• [Exercise instructions] What is needed here is an exact reprint of every record below.

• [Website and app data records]
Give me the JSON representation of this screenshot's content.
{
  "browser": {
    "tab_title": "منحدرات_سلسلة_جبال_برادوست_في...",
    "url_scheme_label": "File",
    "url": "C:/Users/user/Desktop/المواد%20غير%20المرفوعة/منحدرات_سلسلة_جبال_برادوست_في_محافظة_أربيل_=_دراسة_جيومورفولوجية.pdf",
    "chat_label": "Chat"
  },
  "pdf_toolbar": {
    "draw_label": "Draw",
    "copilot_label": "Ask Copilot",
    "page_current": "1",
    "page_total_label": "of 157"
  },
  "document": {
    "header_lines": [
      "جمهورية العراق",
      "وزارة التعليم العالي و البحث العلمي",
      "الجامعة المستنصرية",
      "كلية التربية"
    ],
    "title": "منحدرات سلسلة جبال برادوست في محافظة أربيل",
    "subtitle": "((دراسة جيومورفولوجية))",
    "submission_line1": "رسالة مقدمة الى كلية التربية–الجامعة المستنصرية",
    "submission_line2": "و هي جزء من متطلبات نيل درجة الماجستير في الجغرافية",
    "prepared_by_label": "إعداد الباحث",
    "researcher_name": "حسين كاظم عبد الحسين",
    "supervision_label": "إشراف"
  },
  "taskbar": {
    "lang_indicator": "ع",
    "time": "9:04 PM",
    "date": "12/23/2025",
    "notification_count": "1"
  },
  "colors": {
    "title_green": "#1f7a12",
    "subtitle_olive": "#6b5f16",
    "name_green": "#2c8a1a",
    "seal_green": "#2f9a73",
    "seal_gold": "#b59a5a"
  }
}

• [Output of the exercise]
Give me the JSON representation of this screenshot's content.
{
  "browser": {
    "tab_title": "منحدرات_سلسلة_جبال_برادوست_في...",
    "url_scheme_label": "File",
    "url": "C:/Users/user/Desktop/المواد%20غير%20المرفوعة/منحدرات_سلسلة_جبال_برادوست_في_محافظة_أربيل_=_دراسة_جيومورفولوجية.pdf",
    "chat_label": "Chat"
  },
  "pdf_toolbar": {
    "draw_label": "Draw",
    "copilot_label": "Ask Copilot",
    "page_current": "1",
    "page_total_label": "of 157"
  },
  "document": {
    "header_lines": [
      "جمهورية العراق",
      "وزارة التعليم العالي و البحث العلمي",
      "الجامعة المستنصرية",
      "كلية التربية"
    ],
    "title": "منحدرات سلسلة جبال برادوست في محافظة أربيل",
    "subtitle": "((دراسة جيومورفولوجية))",
    "submission_line1": "رسالة مقدمة الى كلية التربية–الجامعة المستنصرية",
    "submission_line2": "و هي جزء من متطلبات نيل درجة الماجستير في الجغرافية",
    "prepared_by_label": "إعداد الباحث",
    "researcher_name": "حسين كاظم عبد الحسين",
    "supervision_label": "إشراف"
  },
  "taskbar": {
    "lang_indicator": "ع",
    "time": "9:04 PM",
    "date": "12/23/2025",
    "notification_count": "1"
  },
  "colors": {
    "title_green": "#1f7a12",
    "subtitle_olive": "#6b5f16",
    "name_green": "#2c8a1a",
    "seal_green": "#2f9a73",
    "seal_gold": "#b59a5a"
  }
}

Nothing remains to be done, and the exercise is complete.